* [EXERCISE AIM]: Only lines with the string "image" should be returned from the data below.

(DATASET RECORDS begins)

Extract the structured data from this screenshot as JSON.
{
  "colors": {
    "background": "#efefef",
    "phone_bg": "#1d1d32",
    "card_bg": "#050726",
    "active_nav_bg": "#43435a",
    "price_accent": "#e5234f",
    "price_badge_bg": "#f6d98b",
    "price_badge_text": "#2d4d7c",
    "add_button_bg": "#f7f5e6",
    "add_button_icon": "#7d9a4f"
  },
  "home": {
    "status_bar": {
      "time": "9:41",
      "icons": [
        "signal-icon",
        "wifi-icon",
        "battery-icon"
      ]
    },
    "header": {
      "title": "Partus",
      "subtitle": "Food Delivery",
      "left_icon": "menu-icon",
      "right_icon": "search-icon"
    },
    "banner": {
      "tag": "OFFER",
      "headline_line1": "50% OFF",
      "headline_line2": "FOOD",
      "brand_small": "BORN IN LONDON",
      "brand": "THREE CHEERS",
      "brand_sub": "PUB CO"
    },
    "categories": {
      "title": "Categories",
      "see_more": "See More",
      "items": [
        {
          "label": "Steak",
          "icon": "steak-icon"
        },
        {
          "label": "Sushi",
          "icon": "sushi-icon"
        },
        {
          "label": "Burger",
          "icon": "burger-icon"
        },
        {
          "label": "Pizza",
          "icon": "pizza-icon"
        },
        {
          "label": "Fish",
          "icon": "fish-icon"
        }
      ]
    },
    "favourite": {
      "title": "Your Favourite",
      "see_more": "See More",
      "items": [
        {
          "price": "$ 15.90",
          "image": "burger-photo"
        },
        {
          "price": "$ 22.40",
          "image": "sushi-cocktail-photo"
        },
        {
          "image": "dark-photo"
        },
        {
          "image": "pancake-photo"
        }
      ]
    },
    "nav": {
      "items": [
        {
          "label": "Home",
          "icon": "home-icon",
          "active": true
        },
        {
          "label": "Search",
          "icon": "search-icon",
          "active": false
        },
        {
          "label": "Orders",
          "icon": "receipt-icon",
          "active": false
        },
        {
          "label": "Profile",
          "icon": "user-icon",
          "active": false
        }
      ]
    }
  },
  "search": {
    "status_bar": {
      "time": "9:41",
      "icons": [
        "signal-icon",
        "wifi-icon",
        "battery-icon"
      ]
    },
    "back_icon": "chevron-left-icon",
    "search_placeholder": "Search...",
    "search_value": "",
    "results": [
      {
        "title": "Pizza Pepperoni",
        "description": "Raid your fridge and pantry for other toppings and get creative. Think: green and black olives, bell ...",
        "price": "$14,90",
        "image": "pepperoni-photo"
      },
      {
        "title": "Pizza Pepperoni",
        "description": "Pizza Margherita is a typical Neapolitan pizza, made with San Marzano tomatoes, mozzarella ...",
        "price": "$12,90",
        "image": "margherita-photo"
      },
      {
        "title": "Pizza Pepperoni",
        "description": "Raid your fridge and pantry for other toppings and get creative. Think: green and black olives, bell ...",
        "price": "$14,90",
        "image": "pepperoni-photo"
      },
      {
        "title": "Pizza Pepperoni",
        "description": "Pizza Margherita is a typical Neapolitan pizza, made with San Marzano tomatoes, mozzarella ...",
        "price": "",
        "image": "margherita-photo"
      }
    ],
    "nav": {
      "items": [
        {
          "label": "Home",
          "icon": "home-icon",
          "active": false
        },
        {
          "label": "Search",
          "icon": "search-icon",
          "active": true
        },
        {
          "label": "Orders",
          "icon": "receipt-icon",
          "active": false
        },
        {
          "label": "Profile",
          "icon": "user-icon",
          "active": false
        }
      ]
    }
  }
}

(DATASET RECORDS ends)
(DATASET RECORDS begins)

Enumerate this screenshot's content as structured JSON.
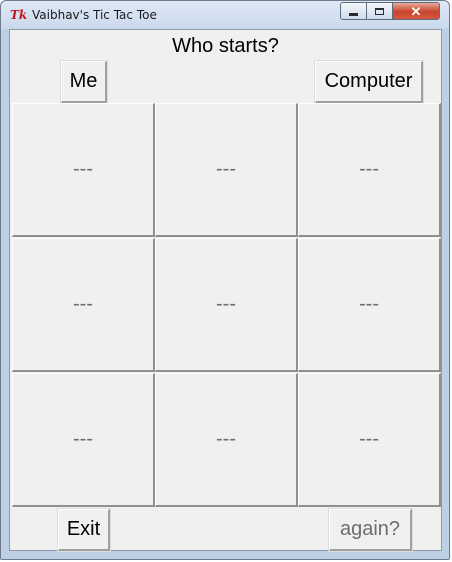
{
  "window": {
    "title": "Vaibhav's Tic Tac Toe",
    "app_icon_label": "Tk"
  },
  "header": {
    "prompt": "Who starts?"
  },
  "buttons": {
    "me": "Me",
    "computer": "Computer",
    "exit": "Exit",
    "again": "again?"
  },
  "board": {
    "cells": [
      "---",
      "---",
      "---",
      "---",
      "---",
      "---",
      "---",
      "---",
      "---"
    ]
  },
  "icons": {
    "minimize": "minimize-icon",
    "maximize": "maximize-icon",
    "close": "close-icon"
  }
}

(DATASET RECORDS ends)

* [SOLUTION TO THE PROBLEM]:
          "image": "burger-photo"
          "image": "sushi-cocktail-photo"
          "image": "dark-photo"
          "image": "pancake-photo"
        "image": "pepperoni-photo"
        "image": "margherita-photo"
        "image": "pepperoni-photo"
        "image": "margherita-photo"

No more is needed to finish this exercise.